*YOUR TASK*
Each record must come back unchanged in your answer, stripped of its images.

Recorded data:
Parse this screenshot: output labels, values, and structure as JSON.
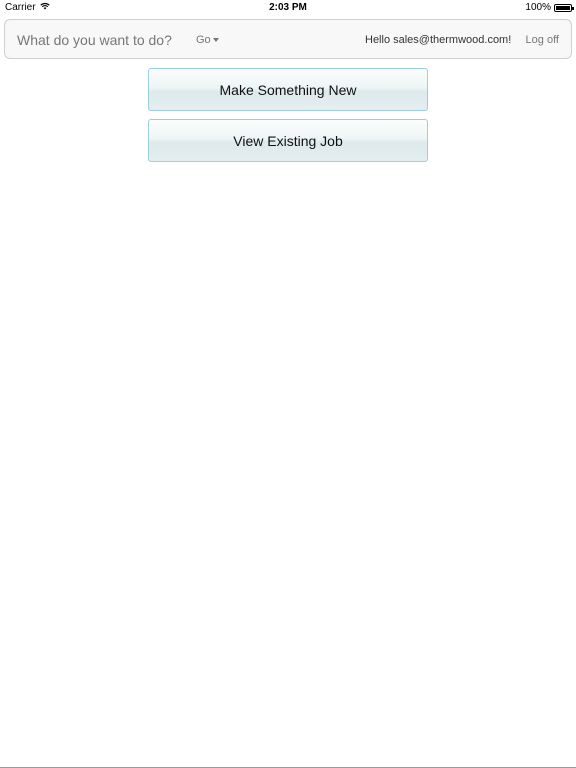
{
  "status_bar": {
    "carrier": "Carrier",
    "time": "2:03 PM",
    "battery_percent": "100%",
    "battery_level": 1.0
  },
  "navbar": {
    "brand": "What do you want to do?",
    "go_menu": "Go",
    "greeting": "Hello sales@thermwood.com!",
    "logoff": "Log off"
  },
  "actions": {
    "make_new": "Make Something New",
    "view_existing": "View Existing Job"
  },
  "colors": {
    "button_border": "#9ccfdc",
    "navbar_bg": "#f8f8f8"
  }
}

*RESULT OF THE EXERCISE*
Parse this screenshot: output labels, values, and structure as JSON.
{
  "status_bar": {
    "carrier": "Carrier",
    "time": "2:03 PM",
    "battery_percent": "100%",
    "battery_level": 1.0
  },
  "navbar": {
    "brand": "What do you want to do?",
    "go_menu": "Go",
    "greeting": "Hello sales@thermwood.com!",
    "logoff": "Log off"
  },
  "actions": {
    "make_new": "Make Something New",
    "view_existing": "View Existing Job"
  },
  "colors": {
    "button_border": "#9ccfdc",
    "navbar_bg": "#f8f8f8"
  }
}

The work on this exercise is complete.